Changing the automation narrative
Automation has traditionally been associated with manufacturing and assembly. However, innovations in artificial intelligence (AI) and deep learning have widened the reach and scope of automation so that its potential can be felt from shop floors to head offices.
Unfortunately, workforces often express anxiety and even hostility towards technology’s growing reach – often, this is because of cynical, yet dominant, narratives associated with technological advances that posit images of mass layoffs and impossible learning curves. Contrary to popular belief, current automation regimes in HR and payroll are more likely to help human employees work than replace them.
According to a recent study of businesses in Asia Pacific by Willis Towers Watson, two thirds of employers believe that the goal of automation is to augment individual performance. Automation can help maximize employee productivity most directly not in information technology (IT) – as is commonly assumed – but in HR and payroll.
Both HR and payroll demand a combination of creative thinking and mundane, routinized work. This combination is not always mutually inclusive and can hamper an employee’s ability to effectively focus on tasks that require analytical thinking and problem solving.
Automating and streamlining some of these processes frees an employee’s time, providing the space necessary to effectively problem solve and tackle complex tasks. Free from mundane, time intensive processes, many companies are beginning to treat their HR departments as profit centers.
Preparing for automation
Two major misconceptions about automating business processes is that they will either require a major overhaul of an entire IT system or that the software will not be affordable to small and medium sized businesses.
In fact, many HR and payroll applications can easily integrate into existing IT infrastructure. Many professional services firms that offer payroll and HR support and consultancy also have the capacity to implement cost-effective IT solutions. Getting IT, payroll, and HR support from the same provider means a more integrated system with comprehensive troubleshooting and analytical reporting.
Alternatively, businesses can explore migrating their on-premise servers and business processes onto the internet through a ‘cloud’. Though cloud migration is a significant internal change, it will save businesses money in the long term – allowing them to adapt to new technologies more organically and without expensive upfront investments into physical infrastructure and hardware.
A practical approach to automation
To provide a clearer picture of what automated HR and payroll functions could look like for business, we asked Thomas Zhang, IT director of Dezan Shira & Associates, to explain several important, user-friendly applications businesses first look to when embracing automation.
Zhang is an IT expert who has overseen the development of Dezan Shira’s cloud-based integrated HR and payroll system Asia Admin.
Automated payroll systems

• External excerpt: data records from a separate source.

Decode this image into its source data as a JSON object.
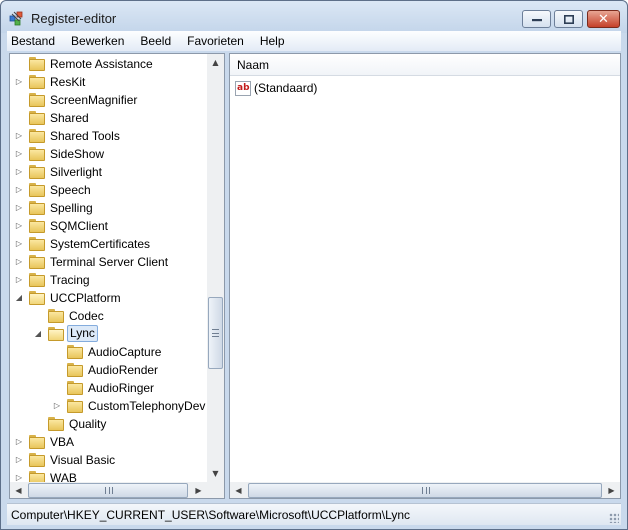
{
  "window": {
    "title": "Register-editor",
    "minimize_symbol": "—",
    "maximize_symbol": "□",
    "close_symbol": "✕"
  },
  "menu": {
    "items": [
      {
        "label": "Bestand"
      },
      {
        "label": "Bewerken"
      },
      {
        "label": "Beeld"
      },
      {
        "label": "Favorieten"
      },
      {
        "label": "Help"
      }
    ]
  },
  "tree": {
    "expanded_symbol": "◢",
    "collapsed_symbol": "▷",
    "items": [
      {
        "label": "Remote Assistance",
        "expander": "none"
      },
      {
        "label": "ResKit",
        "expander": "collapsed"
      },
      {
        "label": "ScreenMagnifier",
        "expander": "none"
      },
      {
        "label": "Shared",
        "expander": "none"
      },
      {
        "label": "Shared Tools",
        "expander": "collapsed"
      },
      {
        "label": "SideShow",
        "expander": "collapsed"
      },
      {
        "label": "Silverlight",
        "expander": "collapsed"
      },
      {
        "label": "Speech",
        "expander": "collapsed"
      },
      {
        "label": "Spelling",
        "expander": "collapsed"
      },
      {
        "label": "SQMClient",
        "expander": "collapsed"
      },
      {
        "label": "SystemCertificates",
        "expander": "collapsed"
      },
      {
        "label": "Terminal Server Client",
        "expander": "collapsed"
      },
      {
        "label": "Tracing",
        "expander": "collapsed"
      },
      {
        "label": "UCCPlatform",
        "expander": "expanded"
      },
      {
        "label": "Codec",
        "expander": "none"
      },
      {
        "label": "Lync",
        "expander": "expanded",
        "selected": true
      },
      {
        "label": "AudioCapture",
        "expander": "none"
      },
      {
        "label": "AudioRender",
        "expander": "none"
      },
      {
        "label": "AudioRinger",
        "expander": "none"
      },
      {
        "label": "CustomTelephonyDev",
        "expander": "collapsed"
      },
      {
        "label": "Quality",
        "expander": "none"
      },
      {
        "label": "VBA",
        "expander": "collapsed"
      },
      {
        "label": "Visual Basic",
        "expander": "collapsed"
      },
      {
        "label": "WAB",
        "expander": "collapsed"
      }
    ]
  },
  "scrollbars": {
    "up_arrow": "▲",
    "down_arrow": "▼",
    "left_arrow": "◀",
    "right_arrow": "▶"
  },
  "list": {
    "column_name": "Naam",
    "values": [
      {
        "name": "(Standaard)",
        "icon": "ab-string-icon",
        "icon_text": "ab"
      }
    ]
  },
  "statusbar": {
    "path": "Computer\\HKEY_CURRENT_USER\\Software\\Microsoft\\UCCPlatform\\Lync"
  },
  "colors": {
    "selection_fill": "#dce9f8",
    "selection_border": "#84acdd",
    "folder_yellow": "#e8c55a",
    "close_red": "#c5412a"
  }
}
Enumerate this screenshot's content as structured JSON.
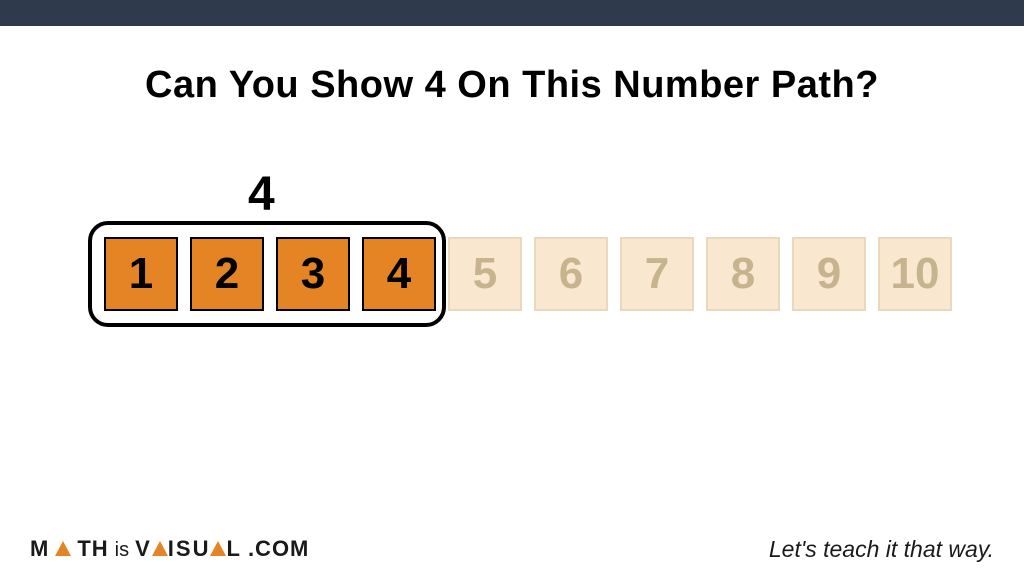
{
  "title": "Can You Show 4 On This Number Path?",
  "big_label": "4",
  "tiles": {
    "t1": "1",
    "t2": "2",
    "t3": "3",
    "t4": "4",
    "t5": "5",
    "t6": "6",
    "t7": "7",
    "t8": "8",
    "t9": "9",
    "t10": "10"
  },
  "highlighted_through": 4,
  "logo": {
    "m": "M",
    "th": "TH",
    "is": "is",
    "v": "V",
    "isu": "ISU",
    "l": "L",
    "dotcom": ".COM"
  },
  "tagline": "Let's teach it that way."
}
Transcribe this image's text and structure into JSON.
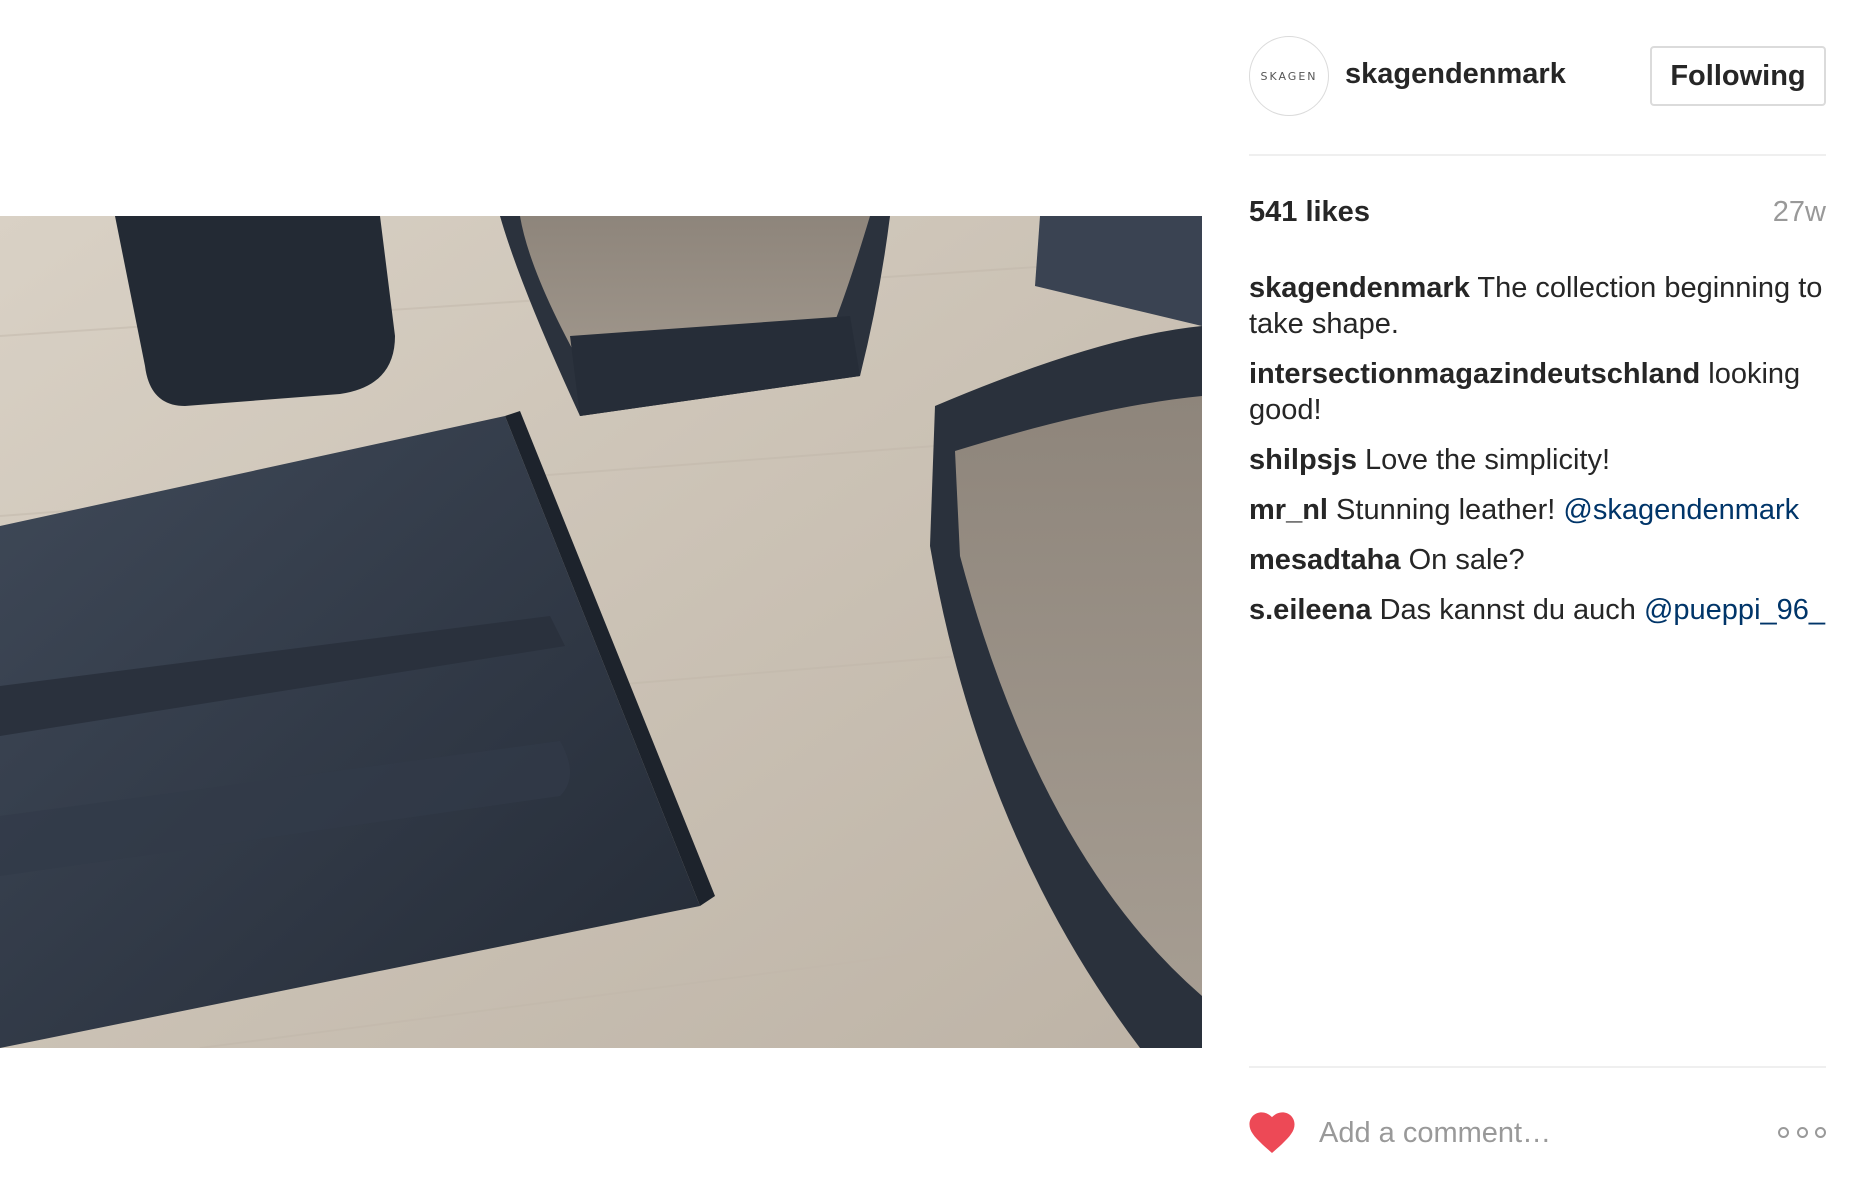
{
  "post": {
    "photo_alt": "Dark leather goods on a wooden table",
    "author": {
      "avatar_text": "SKAGEN",
      "username": "skagendenmark"
    },
    "follow_button": "Following",
    "likes": "541 likes",
    "time_ago": "27w",
    "comments": [
      {
        "user": "skagendenmark",
        "text": " The collection beginning to take shape."
      },
      {
        "user": "intersectionmagazindeutschland",
        "text": " looking good!"
      },
      {
        "user": "shilpsjs",
        "text": " Love the simplicity!"
      },
      {
        "user": "mr_nl",
        "text": " Stunning leather! ",
        "mention": "@skagendenmark"
      },
      {
        "user": "mesadtaha",
        "text": " On sale?"
      },
      {
        "user": "s.eileena",
        "text": " Das kannst du auch ",
        "mention": "@pueppi_96_"
      }
    ],
    "comment_placeholder": "Add a comment…",
    "liked": true
  },
  "colors": {
    "heart": "#ed4956",
    "mention": "#003569",
    "muted": "#999999",
    "divider": "#efefef"
  },
  "icons": {
    "like": "heart-icon",
    "more": "more-options-icon"
  }
}
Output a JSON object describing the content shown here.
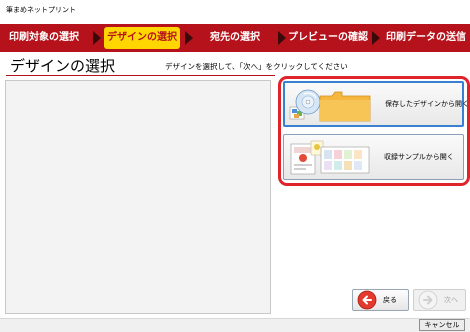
{
  "window": {
    "title": "筆まめネットプリント"
  },
  "steps": [
    {
      "label": "印刷対象の選択",
      "active": false
    },
    {
      "label": "デザインの選択",
      "active": true
    },
    {
      "label": "宛先の選択",
      "active": false
    },
    {
      "label": "プレビューの確認",
      "active": false
    },
    {
      "label": "印刷データの送信",
      "active": false
    }
  ],
  "header": {
    "title": "デザインの選択",
    "instruction": "デザインを選択して、「次へ」をクリックしてください"
  },
  "options": {
    "saved_design_label": "保存したデザインから開く",
    "sample_label": "収録サンプルから開く"
  },
  "nav": {
    "back_label": "戻る",
    "next_label": "次へ"
  },
  "footer": {
    "cancel_label": "キャンセル"
  },
  "colors": {
    "step_bar": "#b5121b",
    "active_step": "#ffd600",
    "highlight": "#e0242c",
    "selected_border": "#3b7fd0"
  }
}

An automated payroll system should be able to automatically calculate employees’ payroll data and generate reports on this information for management. A data verification mechanism should be inbuilt to the application’s algorithm.
Such an application would save internal staff from having to manually fill in spreadsheets on a regular basis – a tedious though time consuming task with a high margin for human error. Reducing mistakes in payroll processing minimizes the risk of violating local regulations.
An automated HR system should be able to automatically process and standardize employee information without having to re-enter it manually across multiple platforms. This is of particular importance when dealing with offices that operate in multiple languages.
An automated HR also means simpler data collection – enabling staff to submit individual data on a self-service tool – as well as easily generated reports and employee profiles for management. HR applications should provide single portals for submitted, receiving and approving employee requests with built in notifications for both the supervisor and the employee.
Integrating HR and payroll systems
Integrating HR and payroll systems through automated applications facilitates the easy exchange of data between both systems.
If an employee takes an unpaid leave in the HR system, for example, this information will be automatically transferred to the payroll system when calculating the employee’s next salary payment. Similarly, if an employee receives a pay raise or bonus, the payroll system can readjust their salary without manual imputing the data a second time.
Company health and analytics
Automating key business processes means that mass amounts of a company’s raw data are processed and stored on a single, intelligent data point. An often overlooked benefit of automating HR and payroll processing is the company insights and analytics this data can produce. Additional applications, such as Microsoft’s Power BI, can visualize this data into graphs, charts, and infographics updated daily onto customized dashboards.
Stakeholders in a company’s home country can access always up-to-date analytics about their operations in Asia – ensuring informed decision-making, reducing the chances of fraud in remote offices, and improving knowledge sharing with offices separated by geography, time zones, and language.
This article was originally published in the latest issue of China Briefing magazine, titled “HR Management Tools for China“.